The manufacturing and global transportation communities are making the effort to distance themselves from Russia. On March 1, the two largest shipping lines in the world, MSC and Maersk, said they would suspend new shipments to and from Russia, as a consequence for its invasion of Ukraine. On the same day, Ford Motors announced it would suspend its Russian operations and its participation in the Sollers Ford joint venture.
Transport Giants Ship Out
Danish shipping giant A.P. Møller-Maersk AS said Tuesday it would stop accepting new shipments to and from Russia. In a March 1 announcement, Maersk said it would continue to honor previously-made shipments, as well as single-purpose shipments of food, medical and humanitarian supplies.
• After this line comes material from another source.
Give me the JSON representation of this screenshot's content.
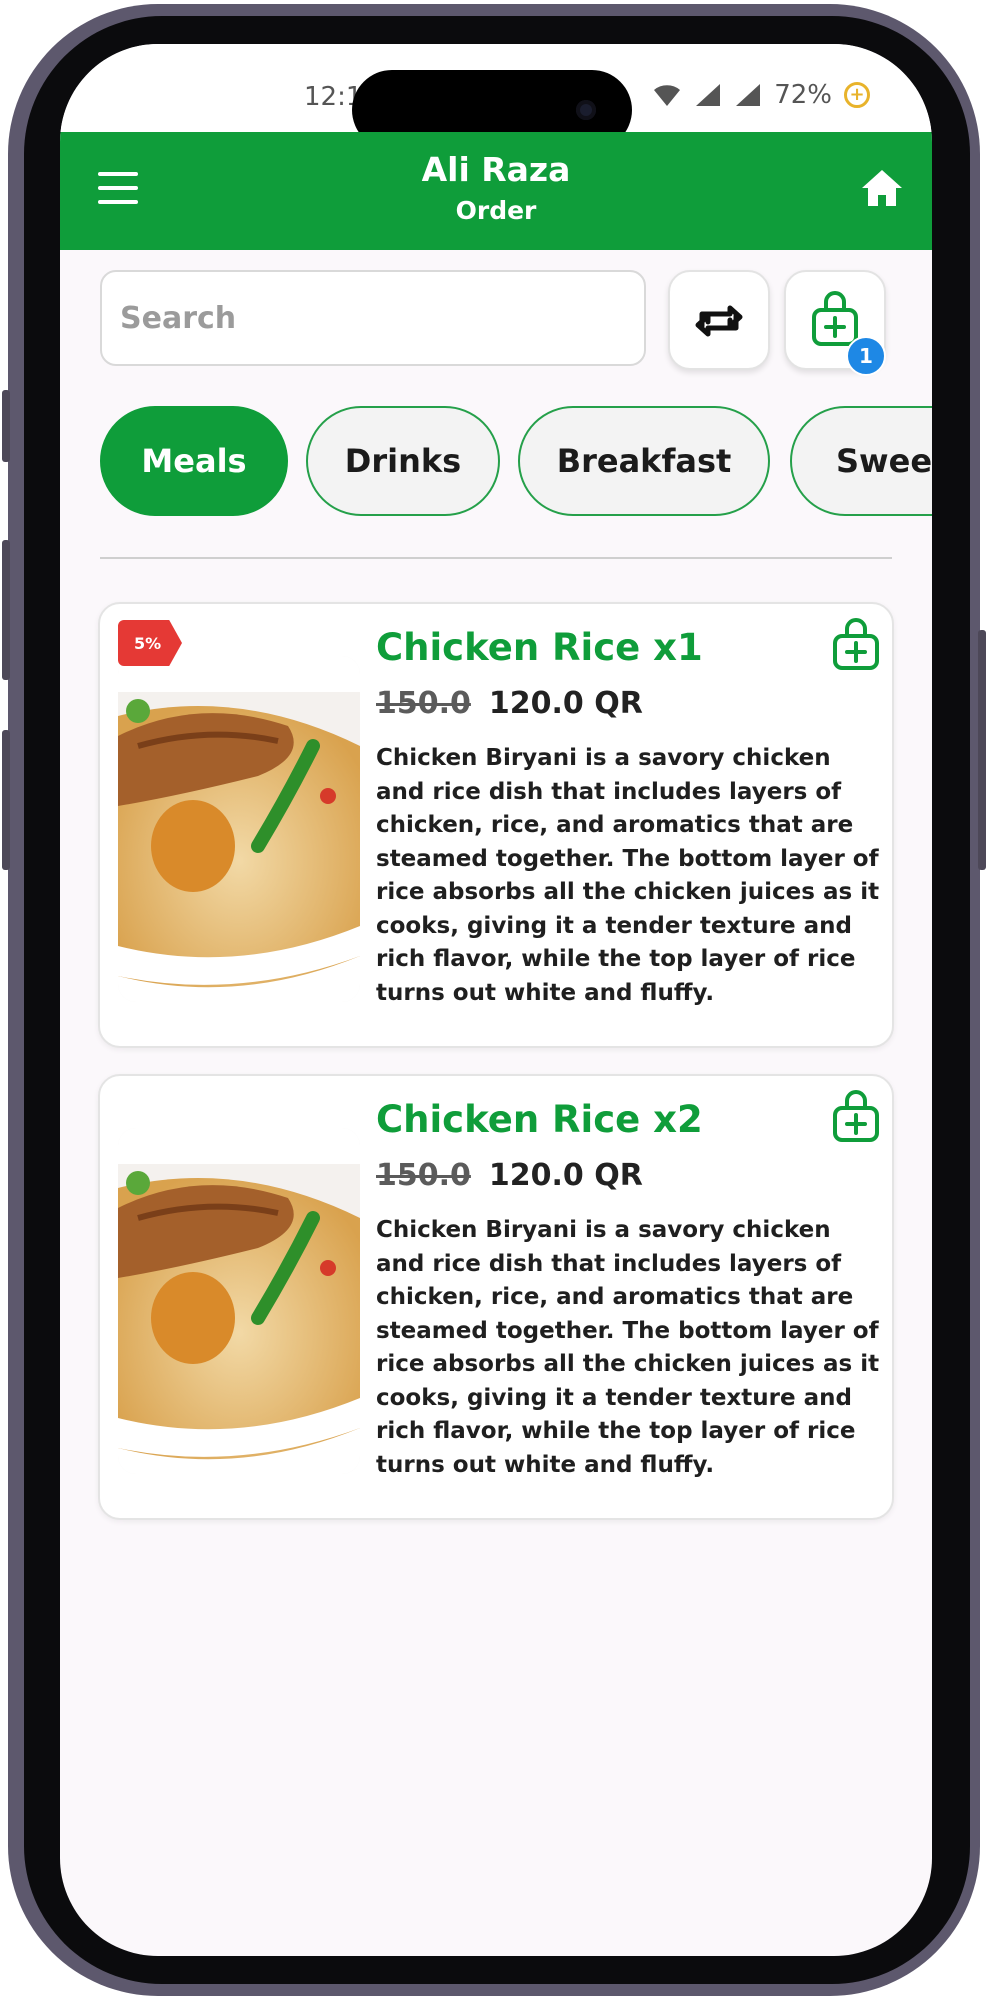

Mediterranean Shipping Company, or MSC, also announced a temporary stoppage on all cargo bookings headed to or from Russia, with a similar exception for essential goods, and said it would contact customers directly about Russia-related cargo already in transit.
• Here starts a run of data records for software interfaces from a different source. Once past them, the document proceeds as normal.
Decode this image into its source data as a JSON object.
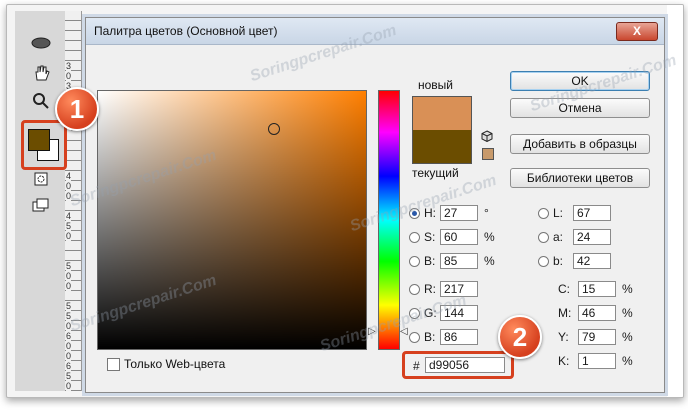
{
  "dialog": {
    "title": "Палитра цветов (Основной цвет)",
    "close_label": "X"
  },
  "labels": {
    "new": "новый",
    "current": "текущий"
  },
  "buttons": {
    "ok": "OK",
    "cancel": "Отмена",
    "add_to_swatches": "Добавить в образцы",
    "color_libraries": "Библиотеки цветов"
  },
  "fields": {
    "h": {
      "label": "H:",
      "value": "27",
      "unit": "°"
    },
    "s": {
      "label": "S:",
      "value": "60",
      "unit": "%"
    },
    "b": {
      "label": "B:",
      "value": "85",
      "unit": "%"
    },
    "r": {
      "label": "R:",
      "value": "217"
    },
    "g": {
      "label": "G:",
      "value": "144"
    },
    "bb": {
      "label": "B:",
      "value": "86"
    },
    "l": {
      "label": "L:",
      "value": "67"
    },
    "a": {
      "label": "a:",
      "value": "24"
    },
    "b2": {
      "label": "b:",
      "value": "42"
    },
    "c": {
      "label": "C:",
      "value": "15",
      "unit": "%"
    },
    "m": {
      "label": "M:",
      "value": "46",
      "unit": "%"
    },
    "y": {
      "label": "Y:",
      "value": "79",
      "unit": "%"
    },
    "k": {
      "label": "K:",
      "value": "1",
      "unit": "%"
    }
  },
  "web_only_label": "Только Web-цвета",
  "hex": {
    "hash": "#",
    "value": "d99056"
  },
  "badges": {
    "one": "1",
    "two": "2"
  },
  "ruler": [
    "3",
    "0",
    "3",
    "5",
    "0",
    "4",
    "0",
    "0",
    "4",
    "5",
    "0",
    "5",
    "0",
    "0",
    "5",
    "5",
    "0",
    "6",
    "0",
    "0",
    "6",
    "5",
    "0"
  ],
  "watermark": "Soringpcrepair.Com",
  "colors": {
    "new_swatch": "#d99056",
    "current_swatch": "#6b4d00",
    "accent": "#d6401e",
    "foreground_tool": "#6b4d00"
  }
}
In its announcement, Maersk said the exception for certain humanitarian goods was meant to emphasize that the suspension of trade to and from Russia is “to underline that our company is focusing on social responsibility and making the efforts to support society,” and not the result of increasing costs and existing sanctions against dealing with the country.
While it also said the company prioritizes minimizing shipping disruptions, Maersk warned customers in the Netherlands, Belgium and Germany that they may experience “significant delays” as those countries search Russian-bound vessels for restricted commodities.
For more on the expected supply-chain related crises resulting from the Russian invasion: Expect a New Wave of Supply Chain Headaches with Ukraine Crisis, Bevy of Other Issues
Ford Hits the Road
In a company statement, Ford Motors said it would suspend all of its remaining Russian operations immediately. While the Dearborn, Michigan-based auto manufacturer says it has already “significantly wound down” its operations in Russia over the past few years, it still has a minority stake in the Sollers Ford joint venture, which produces Ford Transit commercial vans.
According to Ford’s corporate website, Sollers Ford operates an assembly plant in St. Petersburg, Russia, and two more in Elabuga, east of Moscow. All told, the JV employs more than 4,000 employees.
“Given the situation, we have today informed our JV partners that we are suspending our operations in Russia, effective immediately, until further notice,” Ford said. The auto company added that it would make a donation to the Global Giving Ukraine Relief Fund to support Ukrainian refugees.